"...any being whatsoever which possesses some eminent quality out of the ordinary, and is awe-inspiring, is called Kami.”
JR and several private Lines
Tōkyō-to, Shibuya-ku, Shibuya 3-4-7
Toyosaka Inari Jinja
Home page: None
August 9, 2017
It is said that the shrine was founded during the Kamakura period by Shibuya Shigeie at a site close to what is now the Inari Bridge at the East Entrance of Shibuya Station. It was apparently known as Hori-no-soto (堀ノ外,“outside the moat”) Inari, reflecting its position across the Shibuya River from the castle built by the Shibuya family and bearing their name which used the Shibuya River as its moat.
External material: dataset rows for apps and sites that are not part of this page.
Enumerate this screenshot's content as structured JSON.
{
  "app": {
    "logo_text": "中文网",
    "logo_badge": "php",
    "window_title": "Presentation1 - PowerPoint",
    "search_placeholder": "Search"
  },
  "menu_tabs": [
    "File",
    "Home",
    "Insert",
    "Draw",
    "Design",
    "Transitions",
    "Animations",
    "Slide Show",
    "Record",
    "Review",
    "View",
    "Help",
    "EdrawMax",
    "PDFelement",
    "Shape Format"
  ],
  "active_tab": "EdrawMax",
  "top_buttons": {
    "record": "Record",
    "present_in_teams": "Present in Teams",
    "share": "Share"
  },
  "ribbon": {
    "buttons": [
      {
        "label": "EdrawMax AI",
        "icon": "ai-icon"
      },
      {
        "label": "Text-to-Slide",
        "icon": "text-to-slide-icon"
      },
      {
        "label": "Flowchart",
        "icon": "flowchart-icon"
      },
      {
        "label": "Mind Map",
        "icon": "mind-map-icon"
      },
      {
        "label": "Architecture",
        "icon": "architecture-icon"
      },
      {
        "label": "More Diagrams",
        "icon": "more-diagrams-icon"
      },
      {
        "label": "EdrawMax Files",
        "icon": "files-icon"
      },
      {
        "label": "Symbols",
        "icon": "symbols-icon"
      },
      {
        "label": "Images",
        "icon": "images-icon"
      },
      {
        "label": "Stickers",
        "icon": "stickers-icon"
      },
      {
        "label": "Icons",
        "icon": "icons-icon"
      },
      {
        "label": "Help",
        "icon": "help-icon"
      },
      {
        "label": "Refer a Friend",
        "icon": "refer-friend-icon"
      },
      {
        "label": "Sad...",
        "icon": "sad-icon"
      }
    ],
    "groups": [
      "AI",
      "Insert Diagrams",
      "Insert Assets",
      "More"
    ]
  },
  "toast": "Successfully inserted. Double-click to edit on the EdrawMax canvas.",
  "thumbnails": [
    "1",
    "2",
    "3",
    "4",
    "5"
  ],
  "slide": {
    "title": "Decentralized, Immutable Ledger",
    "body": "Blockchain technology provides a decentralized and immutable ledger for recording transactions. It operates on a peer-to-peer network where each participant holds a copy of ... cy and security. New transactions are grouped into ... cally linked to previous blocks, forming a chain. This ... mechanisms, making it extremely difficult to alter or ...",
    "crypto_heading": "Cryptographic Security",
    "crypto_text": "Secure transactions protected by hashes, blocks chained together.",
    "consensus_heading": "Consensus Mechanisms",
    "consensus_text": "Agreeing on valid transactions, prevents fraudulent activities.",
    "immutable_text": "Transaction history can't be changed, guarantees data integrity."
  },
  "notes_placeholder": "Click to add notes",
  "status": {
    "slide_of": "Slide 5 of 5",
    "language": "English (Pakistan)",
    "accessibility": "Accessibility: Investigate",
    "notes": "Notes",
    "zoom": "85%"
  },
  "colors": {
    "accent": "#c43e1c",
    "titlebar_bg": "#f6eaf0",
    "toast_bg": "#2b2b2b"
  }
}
Until about 1817 it continued to be known as Hori-no-soto Inari, it then became known as Tanaka (田中) Inari or Kawabata (川端) Inari. Also nearby was a shrine called Toyozawa Inari in the Edo residence of the Tajima Province-based Toyo-oka feudal domain (han), along with several Inari hokora. In the early Meiji Period these shrines were all merged into one, and in 1952 this new shrine was merged with the Tanaka Inari Jinja. In 1961 the Tanaka Inari Jinja was moved to its present location immediately to the south of the Konnō Hachiman-Gū as a result of the Tōkyō government’s Land Readjustment Project and the Toyosaka
Uka-no-mitama-kami (75) 宇迦之御魂神
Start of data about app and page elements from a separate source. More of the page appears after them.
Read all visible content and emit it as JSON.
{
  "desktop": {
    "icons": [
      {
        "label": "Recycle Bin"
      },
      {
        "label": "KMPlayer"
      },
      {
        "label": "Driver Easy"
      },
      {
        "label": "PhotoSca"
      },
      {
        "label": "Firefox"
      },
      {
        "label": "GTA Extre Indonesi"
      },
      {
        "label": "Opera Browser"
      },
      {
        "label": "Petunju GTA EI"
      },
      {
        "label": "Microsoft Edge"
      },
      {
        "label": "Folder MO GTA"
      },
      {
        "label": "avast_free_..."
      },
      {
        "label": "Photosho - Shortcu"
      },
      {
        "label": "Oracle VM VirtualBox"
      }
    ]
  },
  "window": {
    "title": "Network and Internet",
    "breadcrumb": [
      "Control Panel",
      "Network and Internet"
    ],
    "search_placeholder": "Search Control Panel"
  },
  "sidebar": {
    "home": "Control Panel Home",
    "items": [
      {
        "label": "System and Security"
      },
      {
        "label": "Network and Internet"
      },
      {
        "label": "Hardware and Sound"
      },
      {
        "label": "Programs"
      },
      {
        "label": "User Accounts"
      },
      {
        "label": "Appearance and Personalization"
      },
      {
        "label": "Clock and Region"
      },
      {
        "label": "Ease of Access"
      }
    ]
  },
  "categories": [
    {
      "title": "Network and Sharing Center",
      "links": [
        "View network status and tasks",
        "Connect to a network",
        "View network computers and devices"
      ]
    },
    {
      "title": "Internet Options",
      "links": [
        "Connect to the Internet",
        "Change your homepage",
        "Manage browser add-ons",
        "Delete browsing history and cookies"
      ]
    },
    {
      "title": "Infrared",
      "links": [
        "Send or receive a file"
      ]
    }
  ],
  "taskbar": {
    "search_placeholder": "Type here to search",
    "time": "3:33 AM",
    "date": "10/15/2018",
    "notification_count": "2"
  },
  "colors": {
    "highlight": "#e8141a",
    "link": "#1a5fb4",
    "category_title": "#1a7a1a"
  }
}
From Merged Shrines
Tanaka Inari-Ōkami 田中稲荷大神
Toyosaka Inari-Ōkami 豊栄稲荷大神
Earliest mention of:
Annual Festival: October 13
Inari Jinja name adopted. Note that the hengaku in the interior part of the prayer hall shown to the right contains both the Tanaka Inari and Toyosaka Inari names.
Located almost directly across the street to the south of the Konnō Hachiman-Gū. It is probably not unfair to describe it as a typical Inari Jinja with its own torii tunnel, kitsune, and vermilion everywhere. That said, to visit the Hachiman shrine and not this one would seem almost churlish.
(Click on images to expand them)